I’ve been gig rowing since I was a junior and I’ve been very sporty and active all my life. I’ve done rugby, rowing, cricket and athletics. Latterly, I’ve been rowing for Falmouth and I love it! I’m in the vets category now, but rowing doesn’t drop off – you gain composure and your skills are always being honed through age, so you’re not necessarily as fit as you were when you were 20, but some of the vets crews are equal, if not better, than a lot of the younger crews.

Rebecca: Have you been able to continue gig rowing at all throughout the pandemic?

Rob: Short answer, no. Hopefully with the vaccine being rolled out, instead of having social distance restrictions, we can start to move towards a more positive lifestyle. That’s what I asked Santa for! 

“They said you’re either going to be a chunk, a hunk, or a drunk after Covid”

Rebecca: Have you been doing a lot on the indoor rowing machine?

Rob: Yes! On Sunday I did a marathon, just for fun! Three hours and six minutes of my life I’ll never get back and I’ve still got some pretty sore spots on my hands, but I’ve done it! I’ve ticked that box and never again – one ergo for sale, free to collectors.

Rebecca: How important has sport and exercise been to cope with the stress?

Rob: They said you’re either going to be a chunk, a hunk, or a drunk after Covid and I was adamant I wasn’t going to be a chunk! I do like my gin, but it’s been really nice having goals.

It’s cathartic – you get home, from a bit of a gnarly day at work and you can put your PE kit on, hop on the ergo and it’s long forgotten. So, I’m so grateful to have it.

In the summer, to put my erg out in the garden and sit out with the birds and the bees rowing away… it was almost nice.  

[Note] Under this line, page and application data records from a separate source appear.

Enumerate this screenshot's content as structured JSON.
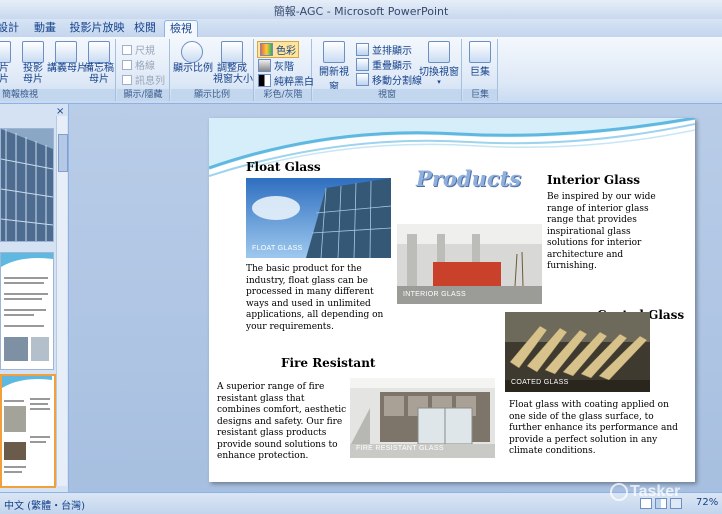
{
  "window": {
    "title": "簡報-AGC - Microsoft PowerPoint"
  },
  "tabs": [
    "設計",
    "動畫",
    "投影片放映",
    "校閱",
    "檢視"
  ],
  "ribbon": {
    "group_presentation_views": {
      "label": "簡報檢視",
      "buttons": [
        "片\n片",
        "投影\n母片",
        "講義母片",
        "備忘稿\n母片"
      ]
    },
    "group_show_hide": {
      "label": "顯示/隱藏",
      "items": [
        "尺規",
        "格線",
        "訊息列"
      ]
    },
    "group_zoom": {
      "label": "顯示比例",
      "buttons": [
        "顯示比例",
        "調整成\n視窗大小"
      ]
    },
    "group_color": {
      "label": "彩色/灰階",
      "items": [
        "色彩",
        "灰階",
        "純粹黑白"
      ]
    },
    "group_window": {
      "label": "視窗",
      "buttons": [
        "開新視窗"
      ],
      "items": [
        "並排顯示",
        "重疊顯示",
        "移動分割線"
      ],
      "switch_label": "切換視窗"
    },
    "group_macro": {
      "label": "巨集",
      "buttons": [
        "巨集"
      ]
    }
  },
  "slide": {
    "header": "Products",
    "float_glass": {
      "title": "Float Glass",
      "caption": "FLOAT GLASS",
      "body": "The basic product for the industry, float glass can be processed in many different ways and used in unlimited applications, all depending on your requirements."
    },
    "interior_glass": {
      "title": "Interior Glass",
      "caption": "INTERIOR GLASS",
      "body": "Be inspired by our wide range of interior glass range that provides inspirational glass solutions for interior architecture and furnishing."
    },
    "coated_glass": {
      "title": "Coated Glass",
      "caption": "COATED GLASS",
      "body": "Float glass with coating applied on one side of the glass surface, to further enhance its performance and provide a perfect solution in any climate conditions."
    },
    "fire_resistant": {
      "title": "Fire Resistant",
      "caption": "FIRE RESISTANT GLASS",
      "body": "A superior range of fire resistant glass that combines comfort, aesthetic designs and safety. Our fire resistant glass products provide sound solutions to enhance protection."
    }
  },
  "statusbar": {
    "language": "中文 (繁體・台灣)",
    "zoom": "72%",
    "watermark": "Tasker"
  },
  "colors": {
    "ribbon_text": "#15428b",
    "slide_wave": "#5fb8e0",
    "products_text": "#8fb0dc"
  }
}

We’ll be showcasing more experiences of key workers in the rowing community on British Rowing Plus over the next few days